Published on 27th May, 2018, in Mid-Day.
The hymns Rig Veda, as we know it today, were composed over 3,000 years ago around Punjab and Haryana, and refer to a time when there was movement eastwards towards the Gangetic Plain, a movement facilitated by fire. By the time the Upanishads were composed, 2,500 years ago, there was a familiarity with the Gangetic Plain. This is the region, and the time, associated with the life of the Buddha and the Jina Mahavira.
Around 2,000 years ago, the Mahabharata had been put down in writing in Vedic Sanskrit, after centuries of oral transmission. Here we have some of the earliest references to the South in the list of pilgrim spots that refers to Viraja on the eastern coast, in Odisha and Gokarna in the western coast in Karnataka, as well as the southern tip of India, Kanya. By this time, clearly, Brahmins had reached almost every corner of India, as had Buddhist and Jain monks. Ideas were being exchanged from north to south, east to west, and vice versa.
The earliest Tamil literature, or Sangam literature, belongs to the period when the Mahabharata was reaching final written form in north India. Nearly 10-20 per cent of its 500-odd poets have names indicating Vedic and northern roots. Tamil Brahmi script, also found in this period, as old as Ashokan inscriptions, if not older, reveal awareness of Vedic names. This was the result of the famous ‘dakshina-patha’ or the north-south trading route. It allowed for exchange of ideas.

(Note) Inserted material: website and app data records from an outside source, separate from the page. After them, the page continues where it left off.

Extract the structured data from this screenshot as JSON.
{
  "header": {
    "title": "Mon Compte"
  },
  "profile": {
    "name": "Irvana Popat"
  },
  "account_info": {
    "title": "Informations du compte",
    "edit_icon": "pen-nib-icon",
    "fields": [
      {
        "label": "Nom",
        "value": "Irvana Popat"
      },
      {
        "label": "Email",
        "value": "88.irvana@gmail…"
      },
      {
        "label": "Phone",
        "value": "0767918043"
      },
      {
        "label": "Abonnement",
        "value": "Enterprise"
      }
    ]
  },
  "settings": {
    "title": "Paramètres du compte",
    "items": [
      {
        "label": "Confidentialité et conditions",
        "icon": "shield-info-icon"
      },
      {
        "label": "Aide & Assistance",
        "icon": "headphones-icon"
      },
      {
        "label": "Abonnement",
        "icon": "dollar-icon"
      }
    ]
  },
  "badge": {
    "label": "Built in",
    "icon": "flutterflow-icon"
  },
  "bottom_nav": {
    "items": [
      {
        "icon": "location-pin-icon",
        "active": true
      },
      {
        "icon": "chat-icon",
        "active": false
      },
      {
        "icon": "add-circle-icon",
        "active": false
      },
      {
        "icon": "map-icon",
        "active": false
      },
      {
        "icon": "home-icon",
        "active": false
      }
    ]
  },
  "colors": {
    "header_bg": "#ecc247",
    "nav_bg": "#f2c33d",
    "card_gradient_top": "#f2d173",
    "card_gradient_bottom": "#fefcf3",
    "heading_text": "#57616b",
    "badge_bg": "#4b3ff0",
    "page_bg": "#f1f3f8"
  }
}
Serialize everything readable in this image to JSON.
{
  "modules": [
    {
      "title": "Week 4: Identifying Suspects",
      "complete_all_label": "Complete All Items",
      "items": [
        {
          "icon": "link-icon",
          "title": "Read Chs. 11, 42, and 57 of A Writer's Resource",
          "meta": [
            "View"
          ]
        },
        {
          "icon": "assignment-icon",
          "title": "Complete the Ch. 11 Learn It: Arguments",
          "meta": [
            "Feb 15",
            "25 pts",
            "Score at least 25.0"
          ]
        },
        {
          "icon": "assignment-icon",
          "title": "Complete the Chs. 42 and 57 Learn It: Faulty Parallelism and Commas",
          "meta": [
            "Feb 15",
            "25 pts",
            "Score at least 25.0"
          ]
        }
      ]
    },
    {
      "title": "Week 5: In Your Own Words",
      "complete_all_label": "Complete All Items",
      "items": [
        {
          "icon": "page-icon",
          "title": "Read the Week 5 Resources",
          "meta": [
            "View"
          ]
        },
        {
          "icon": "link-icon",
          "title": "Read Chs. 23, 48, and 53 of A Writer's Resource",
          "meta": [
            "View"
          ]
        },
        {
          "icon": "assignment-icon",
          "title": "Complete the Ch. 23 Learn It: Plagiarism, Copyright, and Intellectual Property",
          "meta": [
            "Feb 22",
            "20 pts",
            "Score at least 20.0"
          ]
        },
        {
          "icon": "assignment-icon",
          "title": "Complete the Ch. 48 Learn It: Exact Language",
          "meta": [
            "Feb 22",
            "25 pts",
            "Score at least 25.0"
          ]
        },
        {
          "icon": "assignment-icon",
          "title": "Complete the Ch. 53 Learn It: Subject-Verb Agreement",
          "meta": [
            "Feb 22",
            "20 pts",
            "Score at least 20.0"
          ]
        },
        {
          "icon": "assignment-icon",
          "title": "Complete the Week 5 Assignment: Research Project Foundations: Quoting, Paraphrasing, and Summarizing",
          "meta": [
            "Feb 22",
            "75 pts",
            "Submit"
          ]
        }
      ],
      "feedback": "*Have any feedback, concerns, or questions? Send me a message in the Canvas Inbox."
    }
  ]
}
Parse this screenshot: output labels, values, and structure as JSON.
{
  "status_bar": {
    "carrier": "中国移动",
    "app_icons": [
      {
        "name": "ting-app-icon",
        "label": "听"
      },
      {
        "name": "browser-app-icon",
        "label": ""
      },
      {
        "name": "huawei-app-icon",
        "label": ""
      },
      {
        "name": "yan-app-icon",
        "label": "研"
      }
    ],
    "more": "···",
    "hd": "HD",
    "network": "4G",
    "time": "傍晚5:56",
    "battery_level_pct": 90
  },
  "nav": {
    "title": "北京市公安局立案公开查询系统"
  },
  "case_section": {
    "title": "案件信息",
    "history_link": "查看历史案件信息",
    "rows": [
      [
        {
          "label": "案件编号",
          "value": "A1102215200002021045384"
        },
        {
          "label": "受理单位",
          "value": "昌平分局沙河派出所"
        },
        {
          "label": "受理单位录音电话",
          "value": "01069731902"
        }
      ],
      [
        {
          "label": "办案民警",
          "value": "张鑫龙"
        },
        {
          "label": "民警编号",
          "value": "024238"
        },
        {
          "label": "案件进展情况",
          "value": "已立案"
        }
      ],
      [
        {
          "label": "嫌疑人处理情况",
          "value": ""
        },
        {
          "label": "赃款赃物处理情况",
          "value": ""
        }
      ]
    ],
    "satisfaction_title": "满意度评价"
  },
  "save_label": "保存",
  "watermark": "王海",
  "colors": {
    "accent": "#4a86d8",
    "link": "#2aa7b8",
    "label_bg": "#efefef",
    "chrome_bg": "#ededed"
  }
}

In Sangam literature, we hear of kings who fed the warriors before the Kurukshetra war. We hear of descriptions of how the presence of Ram at Kodi, in Pandya lands, silences chattering birds. We hear of Parashurama, who killed kshatriyas, and of three-eyed Shiva, and of dark-complexioned Krishna whose symbol is the eagle and white-complexioned Balarama whose symbol is the palm tree. All these are northern ideas that clearly travelled to the south along with migrating Brahmins. In later Tamil literature, we hear of Agastya who went south and never returned to the north, and composed Tamil grammar. Buddhism and Jainism also moved from north to south leading inspiring many cave temples and epic literature.
Many ideas from the south came north too. It was never a one-way movement. The elaborate agama or smarta system of worshipping Hindu gods in temples evolved in the south and travelled north. Bhakti as an idea emerged in the south. Southern acharyas from Shankara (8th century) to Ramanuja (12th century) to Madhva (14th century) to Vallabha (16th century) made Vedanta popular throughout India. When northern centres of learning, such as Kashmir, were overrun by Muslims, Hindu ideas consolidated themselves in the south, especially in Odisha and the Vijayanagar Empire.
Many believe that caste spread from north India to south India. But answers are not so simple. Yes, the Brahmins did carry the concept of the four-fold varna-dharma from north to south. But in Sangam literature talks of ‘ananku’ sacred power that women possess by virtue of being restrained, chaste, and pure. This probably gave rise to menstruation taboos, and other ideas related to purity and power.
Thus, we find Hinduism spreading in a clockwise direction from the northwest, to the east, then south and then back to the north, slowly over centuries. It even spread overseas to Southeast Asia between 300 and 1300 CE, after which it stopped as sea travel was equated with loss of caste.